- DATA PROVIDED

=== Begin Enclosure ===

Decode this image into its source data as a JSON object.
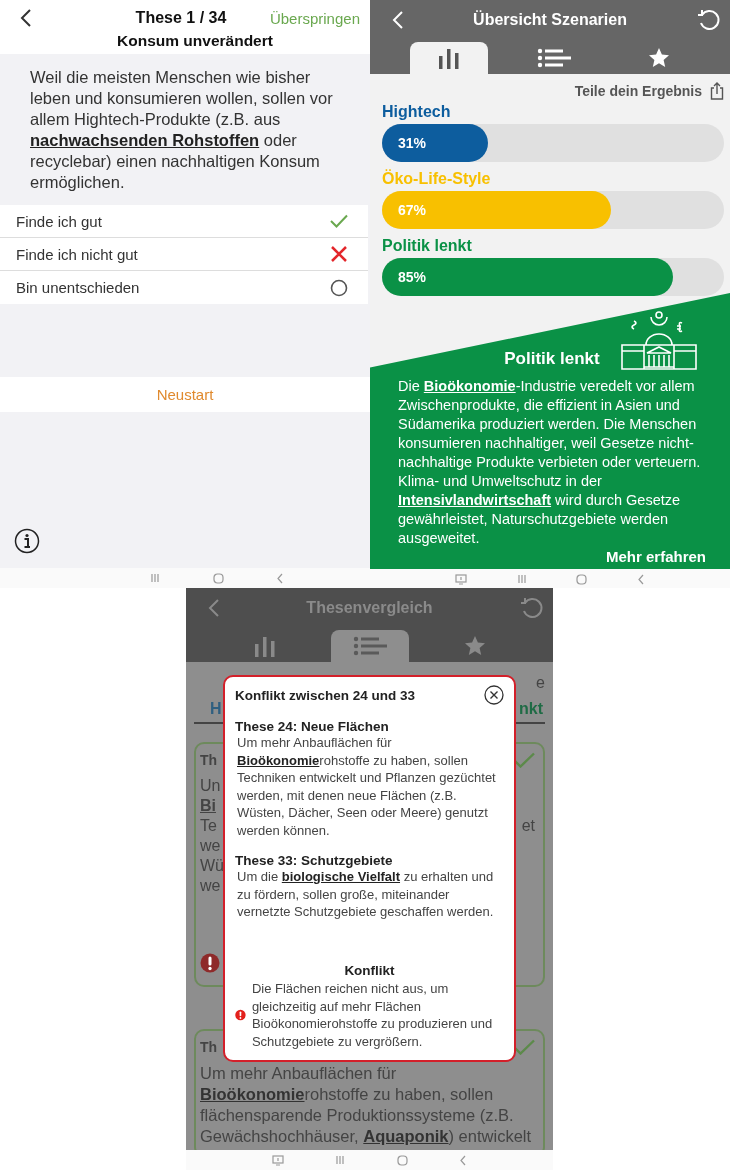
{
  "thesis_screen": {
    "counter": "These 1 / 34",
    "skip": "Überspringen",
    "title": "Konsum unverändert",
    "statement": "Weil die meisten Menschen wie bisher leben und konsumieren wollen, sollen vor allem  Hightech-Produkte (z.B. aus **nachwachsenden Rohstoffen** oder recyclebar) einen nachhaltigen Konsum ermöglichen.",
    "options": [
      {
        "label": "Finde ich gut",
        "kind": "agree"
      },
      {
        "label": "Finde ich nicht gut",
        "kind": "disagree"
      },
      {
        "label": "Bin unentschieden",
        "kind": "undecided"
      }
    ],
    "restart": "Neustart"
  },
  "results_screen": {
    "title": "Übersicht Szenarien",
    "tabs": [
      {
        "kind": "chart",
        "selected": true
      },
      {
        "kind": "list",
        "selected": false
      },
      {
        "kind": "star",
        "selected": false
      }
    ],
    "share": "Teile dein Ergebnis",
    "scenarios": [
      {
        "name": "Hightech",
        "reading": "31%",
        "level": 0.31,
        "color": "#0d5d9e"
      },
      {
        "name": "Öko-Life-Style",
        "reading": "67%",
        "level": 0.67,
        "color": "#f8c000"
      },
      {
        "name": "Politik lenkt",
        "reading": "85%",
        "level": 0.85,
        "color": "#0a9146"
      }
    ],
    "detail": {
      "title": "Politik lenkt",
      "text": "Die **Bioökonomie**-Industrie veredelt vor allem Zwischenprodukte, die effizient in Asien und Südamerika produziert werden. Die Menschen konsumieren nachhaltiger, weil Gesetze nicht-nachhaltige Produkte verbieten oder verteuern. Klima- und Umweltschutz in der **Intensivlandwirtschaft** wird durch Gesetze gewährleistet, Naturschutzgebiete werden ausgeweitet.",
      "more": "Mehr erfahren"
    }
  },
  "comparison_screen": {
    "title": "Thesenvergleich",
    "tabs": [
      {
        "kind": "chart",
        "selected": false
      },
      {
        "kind": "list",
        "selected": true
      },
      {
        "kind": "star",
        "selected": false
      }
    ],
    "share_fragment": "e",
    "scenario_tabs": [
      {
        "text": "H",
        "color": "#2f5f80"
      },
      {
        "text": "nkt",
        "color": "#1f6b45"
      }
    ],
    "cards": [
      {
        "title": "Th",
        "kind": "agree",
        "conflict": true,
        "lines": [
          {
            "text": "Un",
            "bold": false
          },
          {
            "text": "Bi",
            "bold": true
          },
          {
            "text": "Te",
            "bold": false,
            "right": "et"
          },
          {
            "text": "we",
            "bold": false
          },
          {
            "text": "Wü",
            "bold": false
          },
          {
            "text": "we",
            "bold": false
          }
        ]
      },
      {
        "title": "Th",
        "kind": "agree",
        "conflict": false,
        "text": "Um mehr Anbauflächen für **Bioökonomie**rohstoffe zu haben, sollen flächensparende Produktionssysteme (z.B. Gewächshochhäuser, **Aquaponik**) entwickelt"
      }
    ],
    "dialog": {
      "title": "Konflikt zwischen 24 und 33",
      "theses": [
        {
          "heading": "These 24: Neue Flächen",
          "text": "Um mehr Anbauflächen für **Bioökonomie**rohstoffe zu haben, sollen Techniken entwickelt und Pflanzen gezüchtet werden, mit denen neue Flächen (z.B. Wüsten, Dächer, Seen oder Meere) genutzt werden können."
        },
        {
          "heading": "These 33: Schutzgebiete",
          "text": "Um die **biologische Vielfalt** zu erhalten und zu fördern, sollen große, miteinander vernetzte Schutzgebiete geschaffen werden."
        }
      ],
      "conflict_heading": "Konflikt",
      "conflict_text": "Die Flächen reichen nicht aus, um gleichzeitig auf mehr Flächen Bioökonomierohstoffe zu produzieren und Schutzgebiete zu vergrößern."
    }
  }
}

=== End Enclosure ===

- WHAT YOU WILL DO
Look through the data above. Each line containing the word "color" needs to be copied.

- SOLUTION
        "color": "#0d5d9e"
        "color": "#f8c000"
        "color": "#0a9146"
        "color": "#2f5f80"
        "color": "#1f6b45"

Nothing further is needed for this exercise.